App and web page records
=== Begin Enclosure ===

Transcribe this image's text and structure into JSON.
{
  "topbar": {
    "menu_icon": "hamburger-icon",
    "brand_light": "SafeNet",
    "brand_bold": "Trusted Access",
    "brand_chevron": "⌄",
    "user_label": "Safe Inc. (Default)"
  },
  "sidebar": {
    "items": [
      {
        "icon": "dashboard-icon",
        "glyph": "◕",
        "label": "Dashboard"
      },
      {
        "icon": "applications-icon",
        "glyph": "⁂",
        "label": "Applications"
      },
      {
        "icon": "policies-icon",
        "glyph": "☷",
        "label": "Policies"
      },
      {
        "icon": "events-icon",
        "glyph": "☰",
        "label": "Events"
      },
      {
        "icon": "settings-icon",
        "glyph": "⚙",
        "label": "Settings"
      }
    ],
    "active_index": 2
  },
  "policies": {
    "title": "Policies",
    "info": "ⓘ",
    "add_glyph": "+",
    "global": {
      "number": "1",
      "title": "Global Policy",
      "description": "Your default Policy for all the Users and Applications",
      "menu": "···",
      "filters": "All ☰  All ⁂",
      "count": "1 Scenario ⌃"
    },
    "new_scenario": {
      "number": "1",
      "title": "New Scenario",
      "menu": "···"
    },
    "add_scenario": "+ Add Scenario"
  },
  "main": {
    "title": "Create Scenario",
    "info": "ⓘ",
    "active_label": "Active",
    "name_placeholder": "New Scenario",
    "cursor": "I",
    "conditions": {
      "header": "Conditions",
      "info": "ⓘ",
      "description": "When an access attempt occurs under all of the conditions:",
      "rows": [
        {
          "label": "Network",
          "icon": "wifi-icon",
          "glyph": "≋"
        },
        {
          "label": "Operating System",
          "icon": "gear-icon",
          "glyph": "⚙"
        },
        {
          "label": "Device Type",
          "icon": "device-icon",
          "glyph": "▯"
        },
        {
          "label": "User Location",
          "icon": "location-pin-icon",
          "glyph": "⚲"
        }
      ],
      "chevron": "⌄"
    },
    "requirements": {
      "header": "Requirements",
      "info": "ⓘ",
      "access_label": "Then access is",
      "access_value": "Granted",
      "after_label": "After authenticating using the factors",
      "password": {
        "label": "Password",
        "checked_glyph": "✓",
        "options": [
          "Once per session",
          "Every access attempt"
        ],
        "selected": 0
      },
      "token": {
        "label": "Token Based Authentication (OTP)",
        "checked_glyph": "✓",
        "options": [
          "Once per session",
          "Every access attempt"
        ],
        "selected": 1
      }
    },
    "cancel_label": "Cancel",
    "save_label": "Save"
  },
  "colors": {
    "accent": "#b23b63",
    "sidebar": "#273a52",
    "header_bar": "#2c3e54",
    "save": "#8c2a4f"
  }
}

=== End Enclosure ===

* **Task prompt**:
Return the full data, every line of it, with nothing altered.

* **Response below**:
Transcribe this image's text and structure into JSON.
{
  "topbar": {
    "menu_icon": "hamburger-icon",
    "brand_light": "SafeNet",
    "brand_bold": "Trusted Access",
    "brand_chevron": "⌄",
    "user_label": "Safe Inc. (Default)"
  },
  "sidebar": {
    "items": [
      {
        "icon": "dashboard-icon",
        "glyph": "◕",
        "label": "Dashboard"
      },
      {
        "icon": "applications-icon",
        "glyph": "⁂",
        "label": "Applications"
      },
      {
        "icon": "policies-icon",
        "glyph": "☷",
        "label": "Policies"
      },
      {
        "icon": "events-icon",
        "glyph": "☰",
        "label": "Events"
      },
      {
        "icon": "settings-icon",
        "glyph": "⚙",
        "label": "Settings"
      }
    ],
    "active_index": 2
  },
  "policies": {
    "title": "Policies",
    "info": "ⓘ",
    "add_glyph": "+",
    "global": {
      "number": "1",
      "title": "Global Policy",
      "description": "Your default Policy for all the Users and Applications",
      "menu": "···",
      "filters": "All ☰  All ⁂",
      "count": "1 Scenario ⌃"
    },
    "new_scenario": {
      "number": "1",
      "title": "New Scenario",
      "menu": "···"
    },
    "add_scenario": "+ Add Scenario"
  },
  "main": {
    "title": "Create Scenario",
    "info": "ⓘ",
    "active_label": "Active",
    "name_placeholder": "New Scenario",
    "cursor": "I",
    "conditions": {
      "header": "Conditions",
      "info": "ⓘ",
      "description": "When an access attempt occurs under all of the conditions:",
      "rows": [
        {
          "label": "Network",
          "icon": "wifi-icon",
          "glyph": "≋"
        },
        {
          "label": "Operating System",
          "icon": "gear-icon",
          "glyph": "⚙"
        },
        {
          "label": "Device Type",
          "icon": "device-icon",
          "glyph": "▯"
        },
        {
          "label": "User Location",
          "icon": "location-pin-icon",
          "glyph": "⚲"
        }
      ],
      "chevron": "⌄"
    },
    "requirements": {
      "header": "Requirements",
      "info": "ⓘ",
      "access_label": "Then access is",
      "access_value": "Granted",
      "after_label": "After authenticating using the factors",
      "password": {
        "label": "Password",
        "checked_glyph": "✓",
        "options": [
          "Once per session",
          "Every access attempt"
        ],
        "selected": 0
      },
      "token": {
        "label": "Token Based Authentication (OTP)",
        "checked_glyph": "✓",
        "options": [
          "Once per session",
          "Every access attempt"
        ],
        "selected": 1
      }
    },
    "cancel_label": "Cancel",
    "save_label": "Save"
  },
  "colors": {
    "accent": "#b23b63",
    "sidebar": "#273a52",
    "header_bar": "#2c3e54",
    "save": "#8c2a4f"
  }
}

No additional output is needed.